Welcome to SixFigureStart®

Career Coaching by Former Fortune 500 Recruiters

Play Offense In Your Job Search

As most of us have football playoffs on the brain, it’s helpful to look at the lessons that translate from the sports field to the job search field.  The idea that offense wins the game is particularly relevant in this job market where anxiety and uncertainty about the market abound.  It’s easy not to fault jobseekers for playing it safe.  I have even advised jobseekers to remember that Bold Job Search Moves Are Not Required.  But while I don’t suggest every job search tactic be the equivalent of a Hail Mary pass, the reality is that defense just keeps you in the search, but offense gets you the job

Reviewing your resume over and over again for typos is defense.  Positioning your resume with the language and detail that gets you the job you want is offense.  Positioning is proactive.  You are targeting specific opportunities and putting yourself out there to attract these.

Rekindling old contacts and reconnecting with friends is defense.  You are maintaining your network, and while that’s good, it’s incomplete.  Seeking out those people who are specific decision-makers in your areas of interest and developing a relationship with them is offense.  You are proactively (there’s that word again!) making opportunities for yourself, rather than relying on whomever you happen to know or come across.

Scouring the job boards and filling out applications is defense.  You are covering your bases, but you are reacting to someone else’s (the employers’) moves.  Identifying specific companies that you want to serve, researching their pain points, and positioning yourself as the solution is offense.  You are not waiting for something to open up.  You make something open up.  You make the employer realize that they have a need, and you fill that need, and you proactively (more proactive behavior!) make the match.

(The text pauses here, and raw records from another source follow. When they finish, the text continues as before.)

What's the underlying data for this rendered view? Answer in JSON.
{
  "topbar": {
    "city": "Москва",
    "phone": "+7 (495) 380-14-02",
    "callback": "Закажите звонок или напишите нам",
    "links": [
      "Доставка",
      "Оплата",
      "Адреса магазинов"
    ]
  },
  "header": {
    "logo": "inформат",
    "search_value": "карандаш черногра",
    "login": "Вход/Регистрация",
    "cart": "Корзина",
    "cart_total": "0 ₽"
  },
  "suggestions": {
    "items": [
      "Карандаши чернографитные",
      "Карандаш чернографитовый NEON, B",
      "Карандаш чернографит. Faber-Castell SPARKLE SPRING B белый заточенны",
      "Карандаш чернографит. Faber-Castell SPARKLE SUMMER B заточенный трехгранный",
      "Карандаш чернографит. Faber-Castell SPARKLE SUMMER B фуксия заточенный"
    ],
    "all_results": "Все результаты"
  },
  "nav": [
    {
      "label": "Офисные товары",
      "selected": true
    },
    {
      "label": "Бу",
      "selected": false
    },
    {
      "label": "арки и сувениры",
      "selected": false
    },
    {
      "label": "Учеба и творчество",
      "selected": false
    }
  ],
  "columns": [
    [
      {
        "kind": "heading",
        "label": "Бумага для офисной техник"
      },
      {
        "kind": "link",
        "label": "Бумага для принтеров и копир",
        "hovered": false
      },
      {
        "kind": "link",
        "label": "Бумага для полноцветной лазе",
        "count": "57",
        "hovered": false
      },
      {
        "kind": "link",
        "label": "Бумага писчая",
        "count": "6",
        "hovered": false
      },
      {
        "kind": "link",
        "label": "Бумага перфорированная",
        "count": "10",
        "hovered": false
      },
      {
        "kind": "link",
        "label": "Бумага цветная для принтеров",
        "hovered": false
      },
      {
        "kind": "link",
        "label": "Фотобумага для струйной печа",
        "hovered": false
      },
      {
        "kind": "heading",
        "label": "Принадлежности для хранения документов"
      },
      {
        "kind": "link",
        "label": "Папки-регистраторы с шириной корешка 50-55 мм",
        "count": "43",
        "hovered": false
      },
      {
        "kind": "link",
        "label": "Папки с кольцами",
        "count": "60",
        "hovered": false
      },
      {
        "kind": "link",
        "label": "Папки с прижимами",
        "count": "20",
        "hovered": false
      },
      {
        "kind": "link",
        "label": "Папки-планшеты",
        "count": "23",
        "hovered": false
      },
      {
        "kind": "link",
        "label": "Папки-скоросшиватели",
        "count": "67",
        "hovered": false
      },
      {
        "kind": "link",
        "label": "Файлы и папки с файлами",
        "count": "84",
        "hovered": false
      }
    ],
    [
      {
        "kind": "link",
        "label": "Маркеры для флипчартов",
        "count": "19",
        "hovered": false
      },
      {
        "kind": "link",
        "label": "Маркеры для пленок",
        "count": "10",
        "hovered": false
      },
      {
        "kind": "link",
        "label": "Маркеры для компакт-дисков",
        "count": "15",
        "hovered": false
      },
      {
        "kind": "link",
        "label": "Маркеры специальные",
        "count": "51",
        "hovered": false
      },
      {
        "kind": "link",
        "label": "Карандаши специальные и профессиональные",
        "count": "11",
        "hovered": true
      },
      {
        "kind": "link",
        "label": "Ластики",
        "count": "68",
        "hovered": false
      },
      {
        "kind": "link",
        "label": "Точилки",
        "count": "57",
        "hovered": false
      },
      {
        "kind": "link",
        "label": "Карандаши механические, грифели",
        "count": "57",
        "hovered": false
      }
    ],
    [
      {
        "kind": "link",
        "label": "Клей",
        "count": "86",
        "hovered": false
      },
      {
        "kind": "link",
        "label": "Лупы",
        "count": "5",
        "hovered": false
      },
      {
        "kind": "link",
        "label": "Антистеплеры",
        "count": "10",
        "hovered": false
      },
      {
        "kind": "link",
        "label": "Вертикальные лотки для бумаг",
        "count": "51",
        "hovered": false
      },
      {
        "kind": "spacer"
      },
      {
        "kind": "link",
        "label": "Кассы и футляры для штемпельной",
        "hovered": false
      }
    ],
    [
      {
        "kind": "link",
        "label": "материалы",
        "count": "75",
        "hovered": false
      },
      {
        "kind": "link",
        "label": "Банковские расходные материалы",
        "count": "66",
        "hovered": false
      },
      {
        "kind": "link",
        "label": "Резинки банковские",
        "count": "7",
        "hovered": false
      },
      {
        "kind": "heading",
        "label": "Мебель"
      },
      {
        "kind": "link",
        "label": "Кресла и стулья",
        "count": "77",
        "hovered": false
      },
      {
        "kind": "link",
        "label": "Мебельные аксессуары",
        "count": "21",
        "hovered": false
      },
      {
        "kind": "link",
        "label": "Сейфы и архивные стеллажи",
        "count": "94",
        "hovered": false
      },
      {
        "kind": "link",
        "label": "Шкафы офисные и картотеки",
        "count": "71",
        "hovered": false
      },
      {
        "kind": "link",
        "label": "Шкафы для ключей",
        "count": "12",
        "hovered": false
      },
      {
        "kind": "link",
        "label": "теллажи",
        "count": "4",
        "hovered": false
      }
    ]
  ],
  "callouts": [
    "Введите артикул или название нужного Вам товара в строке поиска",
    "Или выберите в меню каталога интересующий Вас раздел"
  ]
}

Playing offense does not mean being risky or reckless.  It just means being thoughtful and brave enough to do those activities that will make things happen for you, rather than let things happen to you.  If the dream job is the goal, where are you on your field?  What are you going to do to score?  You can’t just block your competitors.  You yourself must enter the end zone, cross that finish line, or make that play.  It’s always your move.  Get on the offensive in your job search.

Caroline Ceniza-Levine is a career expert, writer, speaker and co-founder of SixFigureStart (www.sixfigurestart.com), a career coaching firm comprised of former Fortune 500 recruiters.  Caroline is a co-author (along with Donald Trump, Jack Canfield and others) of the upcoming “How the Fierce Handle Fear: Secrets to Succeeding in Challenging Times” due out March 2010; Bascom Hill Books.  Formerly in corporate HR and retained search, Caroline most recently headed University Relations for Time Inc and has also recruited for Accenture, Citibank, Disney ABC, and others.  Caroline is also an Adjunct Assistant Professor of Professional Development at Columbia University, School of International and Public Affairs, a life coach (www.thinkasinc.com) and a columnist for CNBC.com, Conde Nast’s Portfolio.com, Vault.com, Wetfeet.com and TheGlassHammer.com.


Filed under: career coaching, , , , , ,

2 Responses

  1. Tia says:

    These are excellent insights about taking an empowered approach in one’s job search. I’m currently employed, but thinking of the next step. I intend to use these tips to improve my prospects. Thank you!

  2. Tia, I’m glad the post was helpful. And you’re smart to start your search when you have a job — you are more desirable to prospective employers, and you can “afford” to be choosy about your next step.

Leave a Reply

Please log in using one of these methods to post your comment:

WordPress.com Logo

You are commenting using your WordPress.com account. Log Out / Change )

Twitter picture

You are commenting using your Twitter account. Log Out / Change )

Facebook photo

You are commenting using your Facebook account. Log Out / Change )

Google+ photo

You are commenting using your Google+ account. Log Out / Change )

Connecting to %s

Follow us on Twitter

%d bloggers like this: